Interestingly though, from the wealth of treasures spread across these discs, I was most pleasantly shocked to witness downright incendiary footage of the Small Faces’ Marquee Club debut, March of 1966. While for all the world looking, dressing, and acting like little more than a Cockney Monkees with cooler hair, trapped from the get-go inside these lads was apparently a solid, fighting-tough beat ‘n’ soul combo whose only Caucasian rivals at the time would have been those Young Rascals themselves. Who knew? (and then stay closely tuned for an extensive Colour Me Pop performance of their masterwork Ogden’s Nut Gone Flake complete with “Happiness” Stanley Unwin’s narration, I kid you not).

“None of us knew how good and how ahead of our time we were,” Small Face Kenney Jones admits herein, and that statement could rightfully serve as the modus operandi behind this entire series. Because, you see, The British Invasion, for the very first time ever, delves so very deeply into the hitherto-unexplored “second tier” of mid-Sixties U.K. talent, and in doing so paints most vividly an indelible picture of the era’s myriad musical and social upheavals. And in a way you just won’t get from any existing thumbnail study or PBS pledge special, needless to say.

Dusty Springfield: Once Upon a Time, Herman’s Hermits: Listen People, Gerry and the Pacemakers: It’s Gonna Be All Right and Small Faces: All Or Nothing are available separately or, even better, housed together with two and a half full hours of additional Bonus Disc interview and performance footage as a five-DVD collector’s set.
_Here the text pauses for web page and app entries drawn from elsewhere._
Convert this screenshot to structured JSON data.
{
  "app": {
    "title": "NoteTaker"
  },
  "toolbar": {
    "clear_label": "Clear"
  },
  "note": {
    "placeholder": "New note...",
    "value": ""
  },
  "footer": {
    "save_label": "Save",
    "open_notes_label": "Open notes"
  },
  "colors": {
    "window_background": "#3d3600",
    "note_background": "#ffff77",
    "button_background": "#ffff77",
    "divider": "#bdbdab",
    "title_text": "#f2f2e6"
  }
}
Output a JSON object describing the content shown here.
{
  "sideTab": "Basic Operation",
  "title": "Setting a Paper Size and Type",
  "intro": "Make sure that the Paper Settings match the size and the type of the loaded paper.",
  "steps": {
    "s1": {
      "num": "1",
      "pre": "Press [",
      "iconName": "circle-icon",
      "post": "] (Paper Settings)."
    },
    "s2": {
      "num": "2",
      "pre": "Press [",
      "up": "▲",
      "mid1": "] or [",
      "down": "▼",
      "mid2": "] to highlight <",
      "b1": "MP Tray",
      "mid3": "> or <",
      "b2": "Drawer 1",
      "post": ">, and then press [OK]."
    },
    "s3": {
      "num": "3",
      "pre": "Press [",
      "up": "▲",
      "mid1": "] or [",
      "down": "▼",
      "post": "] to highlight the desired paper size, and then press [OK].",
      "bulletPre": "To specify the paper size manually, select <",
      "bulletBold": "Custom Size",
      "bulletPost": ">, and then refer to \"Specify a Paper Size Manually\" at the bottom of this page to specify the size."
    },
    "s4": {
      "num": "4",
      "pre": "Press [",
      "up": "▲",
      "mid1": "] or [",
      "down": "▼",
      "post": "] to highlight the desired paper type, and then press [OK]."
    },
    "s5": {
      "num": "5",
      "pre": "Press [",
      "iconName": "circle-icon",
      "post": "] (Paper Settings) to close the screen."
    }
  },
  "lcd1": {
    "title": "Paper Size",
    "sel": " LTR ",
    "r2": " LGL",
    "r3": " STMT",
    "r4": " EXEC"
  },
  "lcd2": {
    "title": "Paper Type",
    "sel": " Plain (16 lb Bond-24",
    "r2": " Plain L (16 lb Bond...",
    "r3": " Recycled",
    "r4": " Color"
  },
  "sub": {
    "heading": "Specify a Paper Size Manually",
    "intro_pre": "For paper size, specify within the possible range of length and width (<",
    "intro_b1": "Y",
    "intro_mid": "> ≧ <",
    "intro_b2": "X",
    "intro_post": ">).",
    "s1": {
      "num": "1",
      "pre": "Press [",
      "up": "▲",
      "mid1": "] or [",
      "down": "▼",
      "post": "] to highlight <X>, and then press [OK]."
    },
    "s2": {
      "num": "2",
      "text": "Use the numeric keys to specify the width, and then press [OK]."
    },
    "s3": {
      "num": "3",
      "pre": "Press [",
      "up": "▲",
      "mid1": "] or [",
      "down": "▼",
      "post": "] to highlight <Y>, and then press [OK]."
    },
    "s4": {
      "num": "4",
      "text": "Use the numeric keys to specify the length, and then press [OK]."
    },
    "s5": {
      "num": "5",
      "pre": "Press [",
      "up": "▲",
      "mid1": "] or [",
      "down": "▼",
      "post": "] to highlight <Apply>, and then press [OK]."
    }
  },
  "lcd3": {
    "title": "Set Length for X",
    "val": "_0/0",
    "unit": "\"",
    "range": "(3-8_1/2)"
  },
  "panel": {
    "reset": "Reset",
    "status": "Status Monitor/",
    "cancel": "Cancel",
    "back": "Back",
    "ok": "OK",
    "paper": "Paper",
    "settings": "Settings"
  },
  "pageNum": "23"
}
Either way you take them, each deserve to be seen and heard repeatedly by any Merseybeating fan or serious student of rock ‘n’ roll …or even for someone who just needs to know the correct way to toss a cherry bomb down a Holiday Inn toilet.

It’s all here.